━━ INPUT RECORDS ━━

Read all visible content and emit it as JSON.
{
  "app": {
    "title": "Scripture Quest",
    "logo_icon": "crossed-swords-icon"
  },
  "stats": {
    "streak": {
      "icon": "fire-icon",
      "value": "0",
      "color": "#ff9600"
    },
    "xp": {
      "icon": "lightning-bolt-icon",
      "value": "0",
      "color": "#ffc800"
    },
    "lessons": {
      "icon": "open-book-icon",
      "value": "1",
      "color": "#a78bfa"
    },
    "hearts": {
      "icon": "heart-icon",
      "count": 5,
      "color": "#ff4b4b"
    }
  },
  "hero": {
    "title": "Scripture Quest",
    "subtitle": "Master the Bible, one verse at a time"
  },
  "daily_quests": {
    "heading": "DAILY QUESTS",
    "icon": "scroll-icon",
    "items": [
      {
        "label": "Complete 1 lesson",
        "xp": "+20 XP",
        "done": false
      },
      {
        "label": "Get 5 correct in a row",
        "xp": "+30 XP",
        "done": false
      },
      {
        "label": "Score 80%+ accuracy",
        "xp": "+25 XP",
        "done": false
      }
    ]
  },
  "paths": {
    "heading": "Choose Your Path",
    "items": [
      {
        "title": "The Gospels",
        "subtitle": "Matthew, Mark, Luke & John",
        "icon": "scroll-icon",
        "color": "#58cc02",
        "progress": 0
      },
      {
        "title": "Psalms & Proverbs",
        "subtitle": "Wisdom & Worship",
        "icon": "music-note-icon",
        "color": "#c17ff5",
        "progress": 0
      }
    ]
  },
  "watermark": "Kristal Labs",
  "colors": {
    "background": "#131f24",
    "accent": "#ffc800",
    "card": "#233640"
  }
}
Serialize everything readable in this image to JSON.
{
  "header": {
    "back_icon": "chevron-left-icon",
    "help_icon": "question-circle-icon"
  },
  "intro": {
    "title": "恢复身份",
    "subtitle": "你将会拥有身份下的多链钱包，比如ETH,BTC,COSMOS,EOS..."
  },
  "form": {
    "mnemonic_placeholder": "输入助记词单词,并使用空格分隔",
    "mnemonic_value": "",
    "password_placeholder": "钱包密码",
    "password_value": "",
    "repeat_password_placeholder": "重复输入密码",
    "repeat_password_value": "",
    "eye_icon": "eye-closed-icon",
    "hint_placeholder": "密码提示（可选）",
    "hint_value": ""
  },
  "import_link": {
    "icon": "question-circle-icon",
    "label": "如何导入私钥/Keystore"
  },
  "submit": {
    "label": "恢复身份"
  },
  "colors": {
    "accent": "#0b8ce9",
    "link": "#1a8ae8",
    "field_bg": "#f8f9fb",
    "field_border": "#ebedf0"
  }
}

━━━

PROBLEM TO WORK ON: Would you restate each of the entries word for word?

REPLY TO THE EXERCISE:
Read all visible content and emit it as JSON.
{
  "app": {
    "title": "Scripture Quest",
    "logo_icon": "crossed-swords-icon"
  },
  "stats": {
    "streak": {
      "icon": "fire-icon",
      "value": "0",
      "color": "#ff9600"
    },
    "xp": {
      "icon": "lightning-bolt-icon",
      "value": "0",
      "color": "#ffc800"
    },
    "lessons": {
      "icon": "open-book-icon",
      "value": "1",
      "color": "#a78bfa"
    },
    "hearts": {
      "icon": "heart-icon",
      "count": 5,
      "color": "#ff4b4b"
    }
  },
  "hero": {
    "title": "Scripture Quest",
    "subtitle": "Master the Bible, one verse at a time"
  },
  "daily_quests": {
    "heading": "DAILY QUESTS",
    "icon": "scroll-icon",
    "items": [
      {
        "label": "Complete 1 lesson",
        "xp": "+20 XP",
        "done": false
      },
      {
        "label": "Get 5 correct in a row",
        "xp": "+30 XP",
        "done": false
      },
      {
        "label": "Score 80%+ accuracy",
        "xp": "+25 XP",
        "done": false
      }
    ]
  },
  "paths": {
    "heading": "Choose Your Path",
    "items": [
      {
        "title": "The Gospels",
        "subtitle": "Matthew, Mark, Luke & John",
        "icon": "scroll-icon",
        "color": "#58cc02",
        "progress": 0
      },
      {
        "title": "Psalms & Proverbs",
        "subtitle": "Wisdom & Worship",
        "icon": "music-note-icon",
        "color": "#c17ff5",
        "progress": 0
      }
    ]
  },
  "watermark": "Kristal Labs",
  "colors": {
    "background": "#131f24",
    "accent": "#ffc800",
    "card": "#233640"
  }
}
Serialize everything readable in this image to JSON.
{
  "header": {
    "back_icon": "chevron-left-icon",
    "help_icon": "question-circle-icon"
  },
  "intro": {
    "title": "恢复身份",
    "subtitle": "你将会拥有身份下的多链钱包，比如ETH,BTC,COSMOS,EOS..."
  },
  "form": {
    "mnemonic_placeholder": "输入助记词单词,并使用空格分隔",
    "mnemonic_value": "",
    "password_placeholder": "钱包密码",
    "password_value": "",
    "repeat_password_placeholder": "重复输入密码",
    "repeat_password_value": "",
    "eye_icon": "eye-closed-icon",
    "hint_placeholder": "密码提示（可选）",
    "hint_value": ""
  },
  "import_link": {
    "icon": "question-circle-icon",
    "label": "如何导入私钥/Keystore"
  },
  "submit": {
    "label": "恢复身份"
  },
  "colors": {
    "accent": "#0b8ce9",
    "link": "#1a8ae8",
    "field_bg": "#f8f9fb",
    "field_border": "#ebedf0"
  }
}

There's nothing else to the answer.